So, what are the main considerations for businesses planning to implement this new, blended way of working, while looking after the best interests of the business and the health and wellbeing of employees?

A spaced-out, flexible office environment

For facilities- and office managers, considering how the furniture and equipment in their respective work spaces can be configured to support safe but practical working protocols is a good starting point.

Taking into account the current need, many kinetic and mobile office furnishings allow firms to repeatedly flex and reconfigure their office spaces, which enables them to make the most of their existing spaces and accommodate the appropriate number of staff safely. Equipment such as adjustable monitor arms and sit-stand desk converters will allow different users to work in an ergonomic and productive way no matter which room or desk they use each time.
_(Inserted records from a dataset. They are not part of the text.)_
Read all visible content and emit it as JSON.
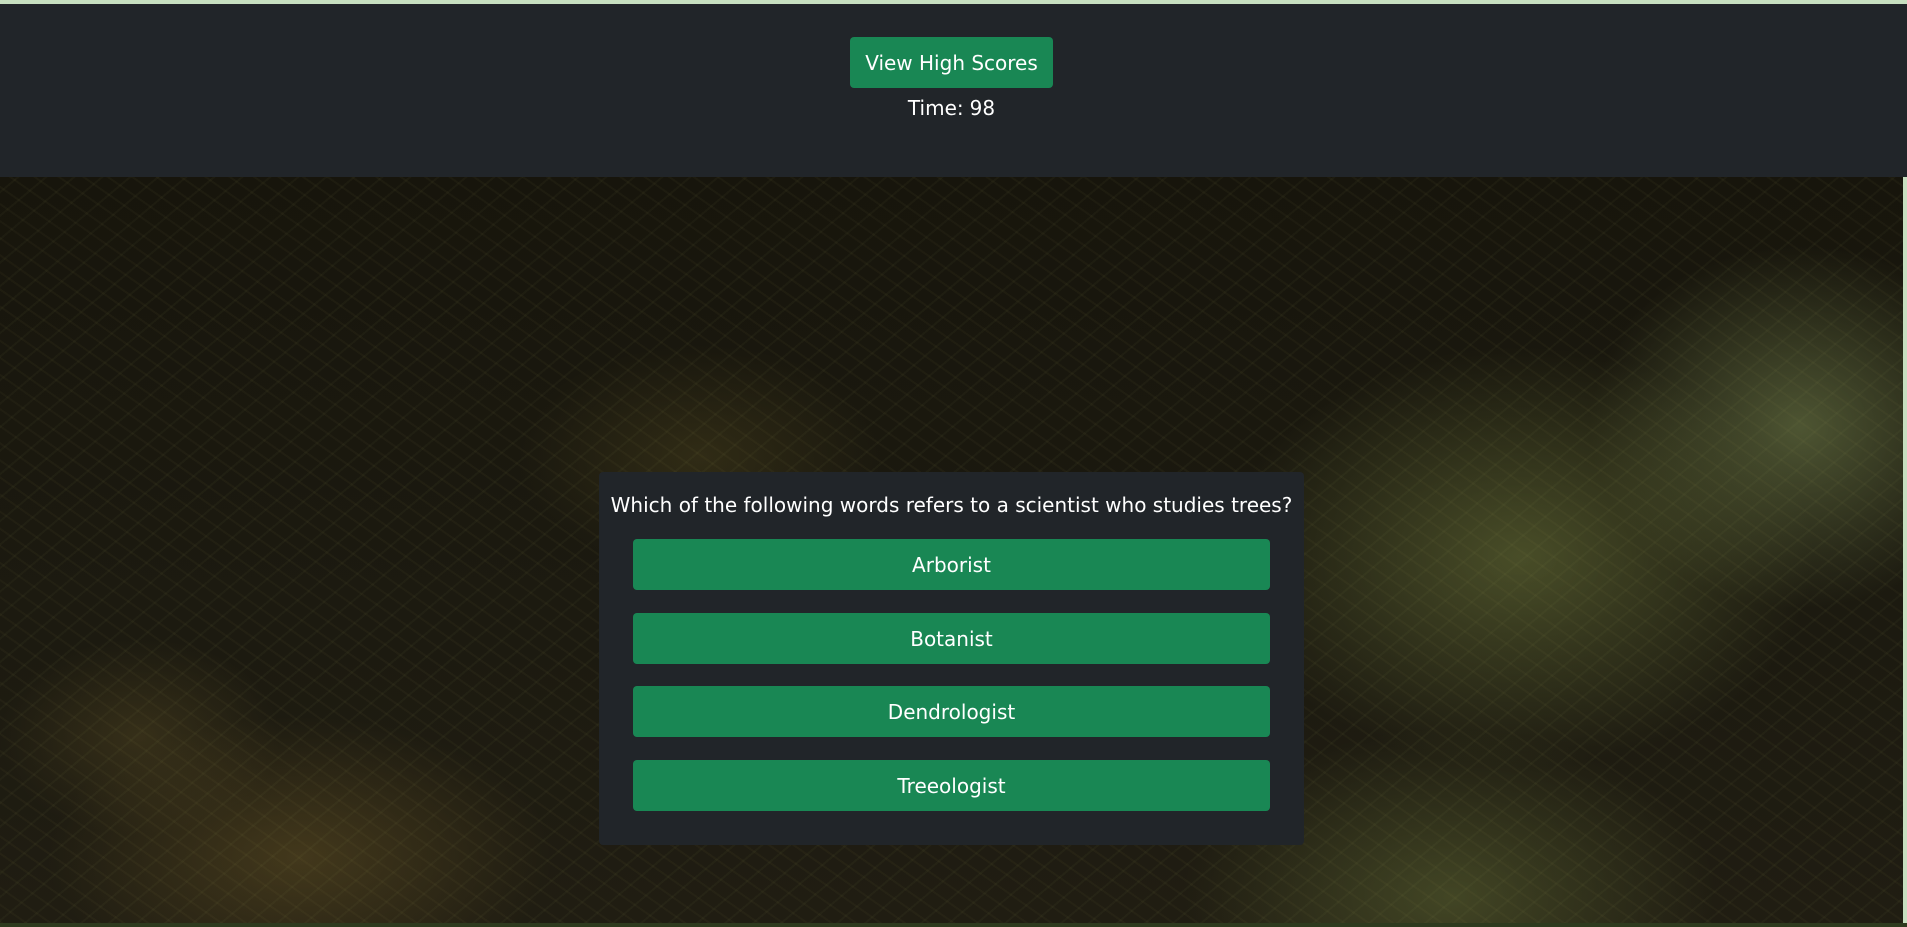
{
  "header": {
    "high_scores_label": "View High Scores",
    "timer_label": "Time:",
    "timer_value": "98"
  },
  "quiz": {
    "question": "Which of the following words refers to a scientist who studies trees?",
    "answers": [
      "Arborist",
      "Botanist",
      "Dendrologist",
      "Treeologist"
    ]
  },
  "colors": {
    "navbar_bg": "#212529",
    "button_green": "#198754",
    "text": "#ffffff"
  }
}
The agility of a monitor arm and a sit-stand desk converter will allow quick adjustment to the users’ needs and in practice allow organisations to safely allow employees to come back to the office without sacrificing productivity.

Furthermore, mobile workstations on which staff can place their laptop or notebook can be moved into a suitable position from which to conduct socially distanced meetings in open-plan locations.
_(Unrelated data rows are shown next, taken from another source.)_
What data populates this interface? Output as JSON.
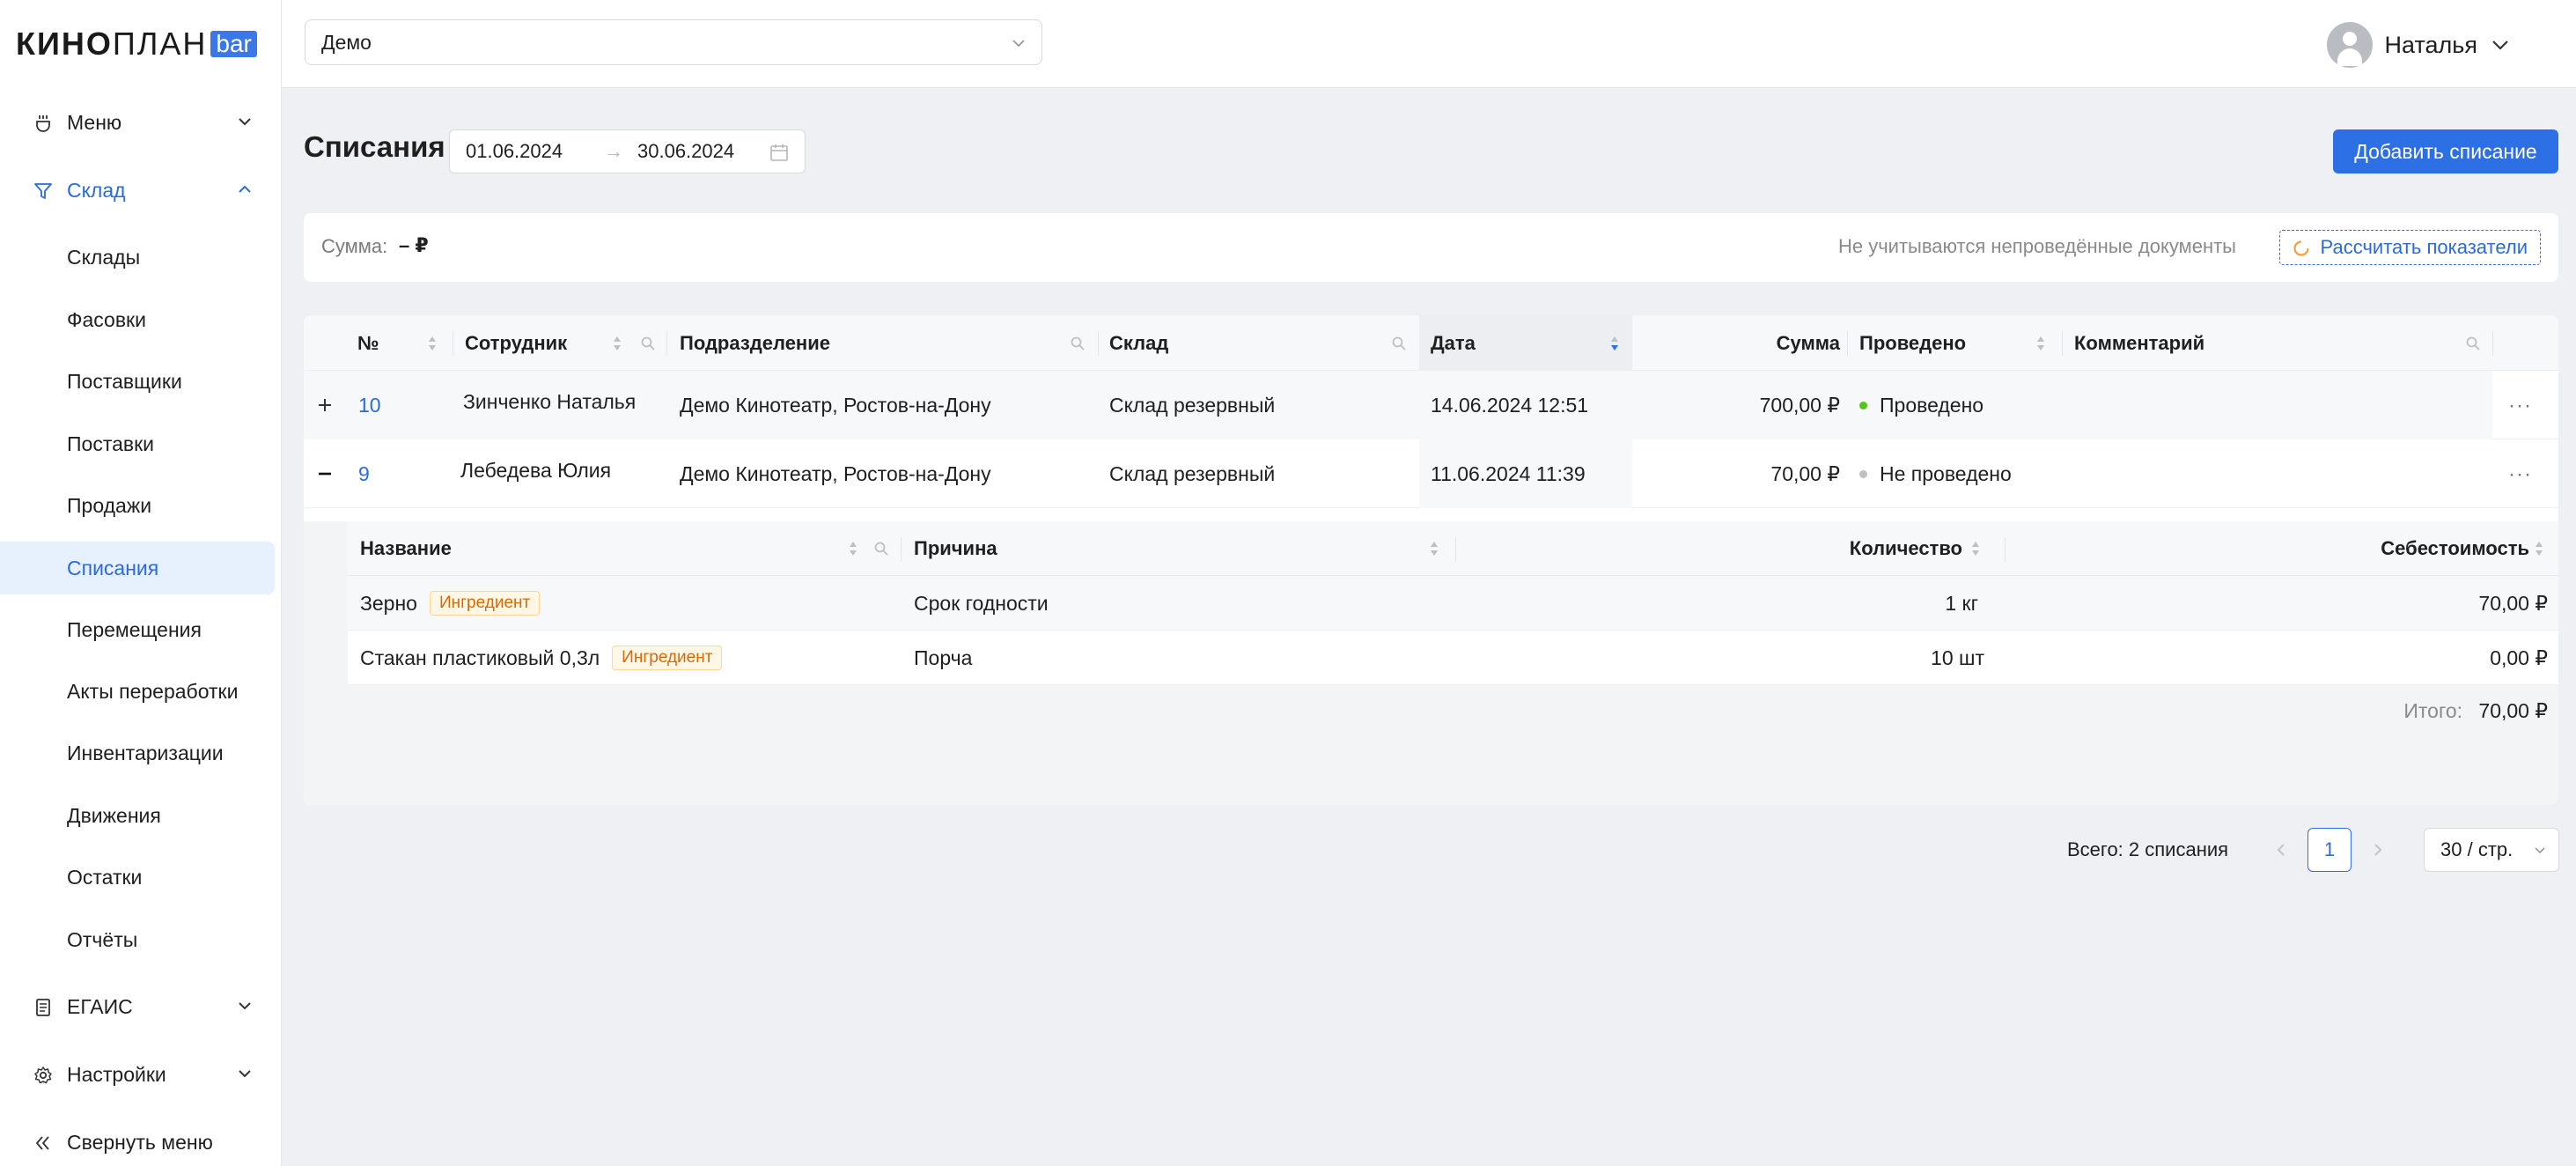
{
  "brand": {
    "part1": "КИНО",
    "part2": "ПЛАН",
    "part3": "bar"
  },
  "sidebar": {
    "groups": {
      "menu": "Меню",
      "stock": "Склад",
      "egais": "ЕГАИС",
      "settings": "Настройки",
      "collapse": "Свернуть меню"
    },
    "stock_items": [
      "Склады",
      "Фасовки",
      "Поставщики",
      "Поставки",
      "Продажи",
      "Списания",
      "Перемещения",
      "Акты переработки",
      "Инвентаризации",
      "Движения",
      "Остатки",
      "Отчёты"
    ],
    "selected": "Списания"
  },
  "topbar": {
    "organization": "Демо",
    "user_name": "Наталья"
  },
  "page": {
    "title": "Списания",
    "date_from": "01.06.2024",
    "date_to": "30.06.2024",
    "date_arrow": "→",
    "add_button": "Добавить списание"
  },
  "summary": {
    "label": "Сумма:",
    "value": "– ₽",
    "note": "Не учитываются непроведённые документы",
    "recalc_button": "Рассчитать показатели"
  },
  "table": {
    "columns": [
      "№",
      "Сотрудник",
      "Подразделение",
      "Склад",
      "Дата",
      "Сумма",
      "Проведено",
      "Комментарий"
    ],
    "rows": [
      {
        "num": "10",
        "employee": "Зинченко Наталья",
        "division": "Демо Кинотеатр, Ростов-на-Дону",
        "warehouse": "Склад резервный",
        "date": "14.06.2024 12:51",
        "sum": "700,00 ₽",
        "status": "Проведено",
        "status_color": "#52c41a",
        "comment": "",
        "expander": "+"
      },
      {
        "num": "9",
        "employee": "Лебедева Юлия",
        "division": "Демо Кинотеатр, Ростов-на-Дону",
        "warehouse": "Склад резервный",
        "date": "11.06.2024 11:39",
        "sum": "70,00 ₽",
        "status": "Не проведено",
        "status_color": "#bfbfbf",
        "comment": "",
        "expander": "–"
      }
    ],
    "more": "···"
  },
  "nested": {
    "columns": [
      "Название",
      "Причина",
      "Количество",
      "Себестоимость"
    ],
    "rows": [
      {
        "name": "Зерно",
        "tag": "Ингредиент",
        "reason": "Срок годности",
        "qty": "1 кг",
        "cost": "70,00 ₽"
      },
      {
        "name": "Стакан пластиковый 0,3л",
        "tag": "Ингредиент",
        "reason": "Порча",
        "qty": "10 шт",
        "cost": "0,00 ₽"
      }
    ],
    "total_label": "Итого:",
    "total_value": "70,00 ₽"
  },
  "pagination": {
    "total": "Всего: 2 списания",
    "page": "1",
    "page_size": "30 / стр."
  },
  "colors": {
    "accent": "#2d6fe4",
    "selected_bg": "#e7f0fd",
    "page_bg": "#eef0f3",
    "tag": "#d46b08"
  }
}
Investing in wall-mounted workstations can also be a way to create additional workspaces. Non-electric and height-adjustable these can be easily altered by each user in order to support their way of working, and folded away when not in use, allowing maximum use of every inch of space in the office.

A further benefit of these types of furnishings is that they offer employees the flexibility they need to maximise their immediate working environment for their unique physiques or work tasks. Workers can ensure that desks, seating, and workstations are always comfortable and ergonomically matched to their height or productivity needs.
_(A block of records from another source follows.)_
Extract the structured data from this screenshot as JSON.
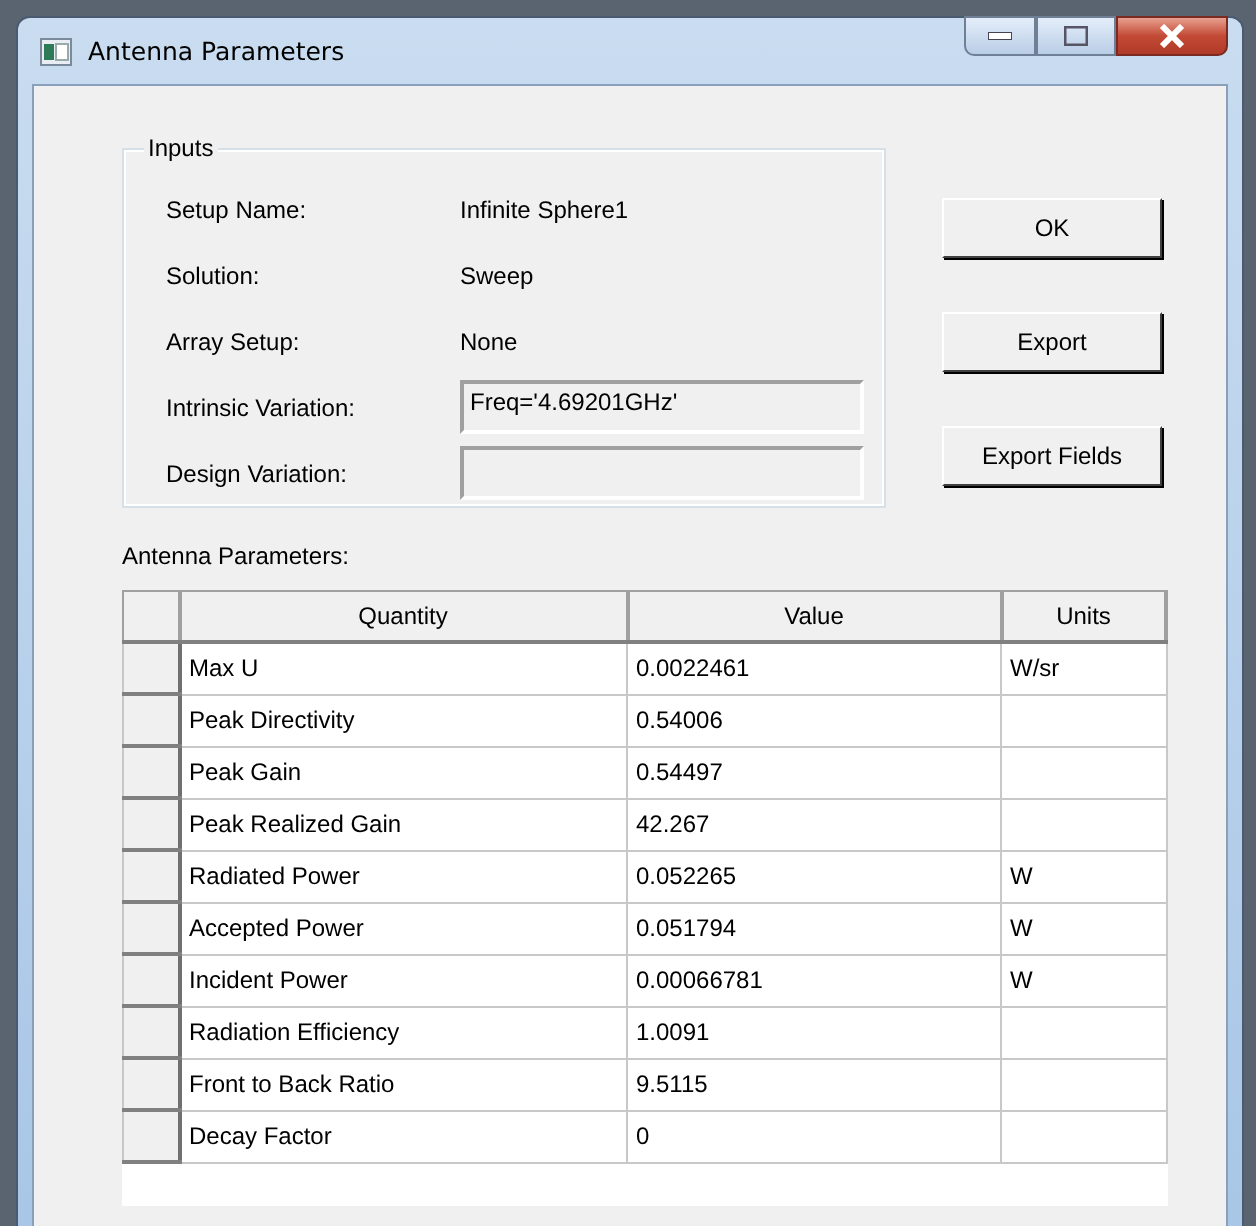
{
  "window": {
    "title": "Antenna Parameters"
  },
  "inputs": {
    "title": "Inputs",
    "rows": [
      {
        "label": "Setup Name:",
        "kind": "text",
        "value": "Infinite Sphere1"
      },
      {
        "label": "Solution:",
        "kind": "text",
        "value": "Sweep"
      },
      {
        "label": "Array Setup:",
        "kind": "text",
        "value": "None"
      },
      {
        "label": "Intrinsic Variation:",
        "kind": "field",
        "value": "Freq='4.69201GHz'"
      },
      {
        "label": "Design Variation:",
        "kind": "field"
      }
    ]
  },
  "buttons": [
    "OK",
    "Export",
    "Export Fields"
  ],
  "table": {
    "label": "Antenna Parameters:",
    "columns": [
      "Quantity",
      "Value",
      "Units"
    ],
    "rows": [
      {
        "quantity": "Max U",
        "value": "0.0022461",
        "units": "W/sr"
      },
      {
        "quantity": "Peak Directivity",
        "value": "0.54006"
      },
      {
        "quantity": "Peak Gain",
        "value": "0.54497"
      },
      {
        "quantity": "Peak Realized Gain",
        "value": "42.267"
      },
      {
        "quantity": "Radiated Power",
        "value": "0.052265",
        "units": "W"
      },
      {
        "quantity": "Accepted Power",
        "value": "0.051794",
        "units": "W"
      },
      {
        "quantity": "Incident Power",
        "value": "0.00066781",
        "units": "W"
      },
      {
        "quantity": "Radiation Efficiency",
        "value": "1.0091"
      },
      {
        "quantity": "Front to Back Ratio",
        "value": "9.5115"
      },
      {
        "quantity": "Decay Factor",
        "value": "0"
      }
    ]
  }
}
Supporting remote working

Employees working remotely must be afforded the same duty of care as office-based workers, which means helping them to utilise their work technology in a safe and appropriate way. Since couches, dining room tables, kitchen benches and beds were never designed for comfortable or productive working, many organisations are now requesting that at-home employees take photos of their working area so a health and safety assessment can be undertaken.

To ensure employees can then take advantage of appropriate desks, seating, laptop equipment and monitors that optimise wellbeing, companies are offering to provide resources such as sit-stand desks and other fixtures to set up a suitable home-office environment.

In addition to making sure remote teams have the support and equipment they need, it’s also important from a management perspective to agree on ways of working. It needs to be clear for each employee as to how teams will work together remotely, including keeping everyone updated, and how often. Processes like regular virtual huddles and team meetings are essential for staying connected as a team, keeping tabs on wellbeing, and keeping workflows on track.

Your business is only as strong as your people

It’s tempting for organisations to move full-tilt ahead with return-to-work plans, whatever form these take, to boost production and get back on the business track. It’s important however to acknowledge that everyone is operating in a new normal, from the entry-level employees all the way up to the CEO. Regular surveys to collect employee feedback on their workstation set-up, schedule and anything else related to your company’s pandemic response and revised working protocols will help businesses stay tuned to what’s working, and support flexibility in changing what’s not.

Ultimately, each business and employee base is unique. Choose which strategies work for your workplace culture to help keep your employees comfortable, productive and healthy wherever they work in your company’s new workplace normal.